* **Your assignment**: Return each entry below word for word, leaving out any image.

* **Data to use**:
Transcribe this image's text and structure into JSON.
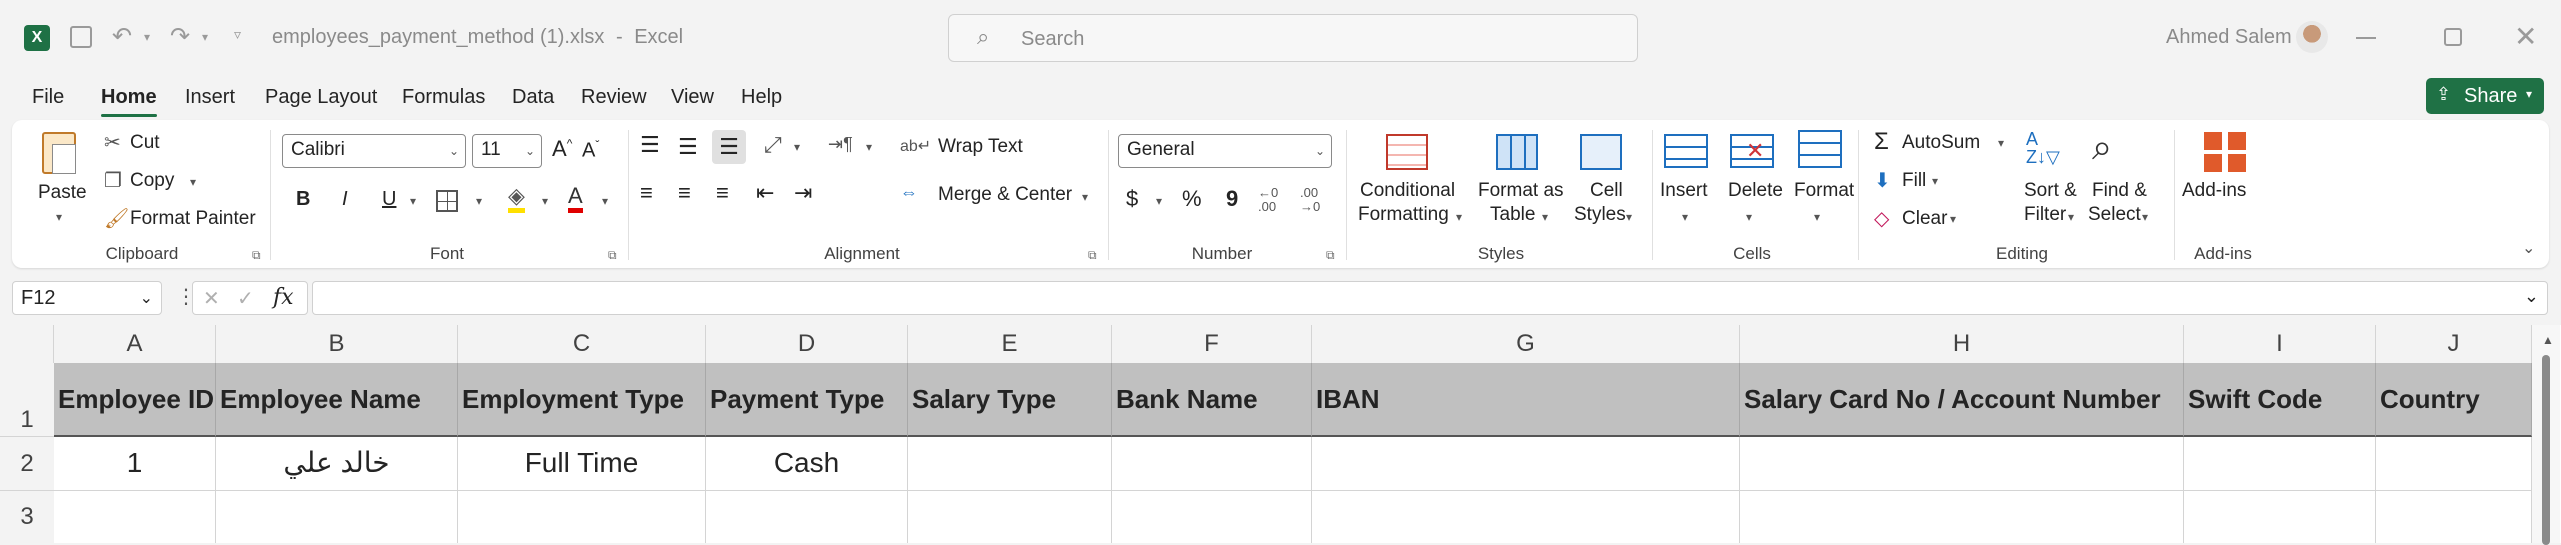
{
  "titlebar": {
    "filename": "employees_payment_method (1).xlsx",
    "separator": "-",
    "app": "Excel",
    "search_placeholder": "Search",
    "user_name": "Ahmed Salem",
    "icons": [
      "excel-logo-icon",
      "save-icon",
      "undo-icon",
      "redo-icon",
      "customize-qat-icon",
      "search-icon",
      "minimize-icon",
      "restore-icon",
      "close-icon"
    ]
  },
  "menu": {
    "tabs": [
      "File",
      "Home",
      "Insert",
      "Page Layout",
      "Formulas",
      "Data",
      "Review",
      "View",
      "Help"
    ],
    "active_tab": "Home",
    "share_label": "Share"
  },
  "ribbon": {
    "clipboard": {
      "paste": "Paste",
      "cut": "Cut",
      "copy": "Copy",
      "format_painter": "Format Painter",
      "group": "Clipboard"
    },
    "font": {
      "font_name": "Calibri",
      "font_size": "11",
      "bold": "B",
      "italic": "I",
      "underline": "U",
      "group": "Font"
    },
    "alignment": {
      "wrap_text": "Wrap Text",
      "merge_center": "Merge & Center",
      "group": "Alignment"
    },
    "number": {
      "format": "General",
      "currency": "$",
      "percent": "%",
      "comma": "9",
      "group": "Number"
    },
    "styles": {
      "conditional": "Conditional",
      "formatting": "Formatting",
      "format_as": "Format as",
      "table": "Table",
      "cell": "Cell",
      "styles_lbl": "Styles",
      "group": "Styles"
    },
    "cells": {
      "insert": "Insert",
      "delete": "Delete",
      "format": "Format",
      "group": "Cells"
    },
    "editing": {
      "autosum": "AutoSum",
      "fill": "Fill",
      "clear": "Clear",
      "sort": "Sort &",
      "filter": "Filter",
      "find": "Find &",
      "select": "Select",
      "group": "Editing"
    },
    "addins": {
      "addins": "Add-ins",
      "group": "Add-ins"
    }
  },
  "formula_bar": {
    "name_box": "F12",
    "fx": "fx",
    "formula": ""
  },
  "sheet": {
    "columns": [
      "A",
      "B",
      "C",
      "D",
      "E",
      "F",
      "G",
      "H",
      "I",
      "J"
    ],
    "rows": [
      "1",
      "2",
      "3"
    ],
    "headers": [
      "Employee ID",
      "Employee Name",
      "Employment Type",
      "Payment Type",
      "Salary Type",
      "Bank Name",
      "IBAN",
      "Salary Card No / Account Number",
      "Swift Code",
      "Country"
    ],
    "row2": [
      "1",
      "خالد علي",
      "Full Time",
      "Cash",
      "",
      "",
      "",
      "",
      "",
      ""
    ]
  },
  "colors": {
    "excel_green": "#1e7145",
    "share_green": "#1f7145",
    "header_fill": "#c0c0c0"
  }
}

* **Result for this task**:
Transcribe this image's text and structure into JSON.
{
  "titlebar": {
    "filename": "employees_payment_method (1).xlsx",
    "separator": "-",
    "app": "Excel",
    "search_placeholder": "Search",
    "user_name": "Ahmed Salem",
    "icons": [
      "excel-logo-icon",
      "save-icon",
      "undo-icon",
      "redo-icon",
      "customize-qat-icon",
      "search-icon",
      "minimize-icon",
      "restore-icon",
      "close-icon"
    ]
  },
  "menu": {
    "tabs": [
      "File",
      "Home",
      "Insert",
      "Page Layout",
      "Formulas",
      "Data",
      "Review",
      "View",
      "Help"
    ],
    "active_tab": "Home",
    "share_label": "Share"
  },
  "ribbon": {
    "clipboard": {
      "paste": "Paste",
      "cut": "Cut",
      "copy": "Copy",
      "format_painter": "Format Painter",
      "group": "Clipboard"
    },
    "font": {
      "font_name": "Calibri",
      "font_size": "11",
      "bold": "B",
      "italic": "I",
      "underline": "U",
      "group": "Font"
    },
    "alignment": {
      "wrap_text": "Wrap Text",
      "merge_center": "Merge & Center",
      "group": "Alignment"
    },
    "number": {
      "format": "General",
      "currency": "$",
      "percent": "%",
      "comma": "9",
      "group": "Number"
    },
    "styles": {
      "conditional": "Conditional",
      "formatting": "Formatting",
      "format_as": "Format as",
      "table": "Table",
      "cell": "Cell",
      "styles_lbl": "Styles",
      "group": "Styles"
    },
    "cells": {
      "insert": "Insert",
      "delete": "Delete",
      "format": "Format",
      "group": "Cells"
    },
    "editing": {
      "autosum": "AutoSum",
      "fill": "Fill",
      "clear": "Clear",
      "sort": "Sort &",
      "filter": "Filter",
      "find": "Find &",
      "select": "Select",
      "group": "Editing"
    },
    "addins": {
      "addins": "Add-ins",
      "group": "Add-ins"
    }
  },
  "formula_bar": {
    "name_box": "F12",
    "fx": "fx",
    "formula": ""
  },
  "sheet": {
    "columns": [
      "A",
      "B",
      "C",
      "D",
      "E",
      "F",
      "G",
      "H",
      "I",
      "J"
    ],
    "rows": [
      "1",
      "2",
      "3"
    ],
    "headers": [
      "Employee ID",
      "Employee Name",
      "Employment Type",
      "Payment Type",
      "Salary Type",
      "Bank Name",
      "IBAN",
      "Salary Card No / Account Number",
      "Swift Code",
      "Country"
    ],
    "row2": [
      "1",
      "خالد علي",
      "Full Time",
      "Cash",
      "",
      "",
      "",
      "",
      "",
      ""
    ]
  },
  "colors": {
    "excel_green": "#1e7145",
    "share_green": "#1f7145",
    "header_fill": "#c0c0c0"
  }
}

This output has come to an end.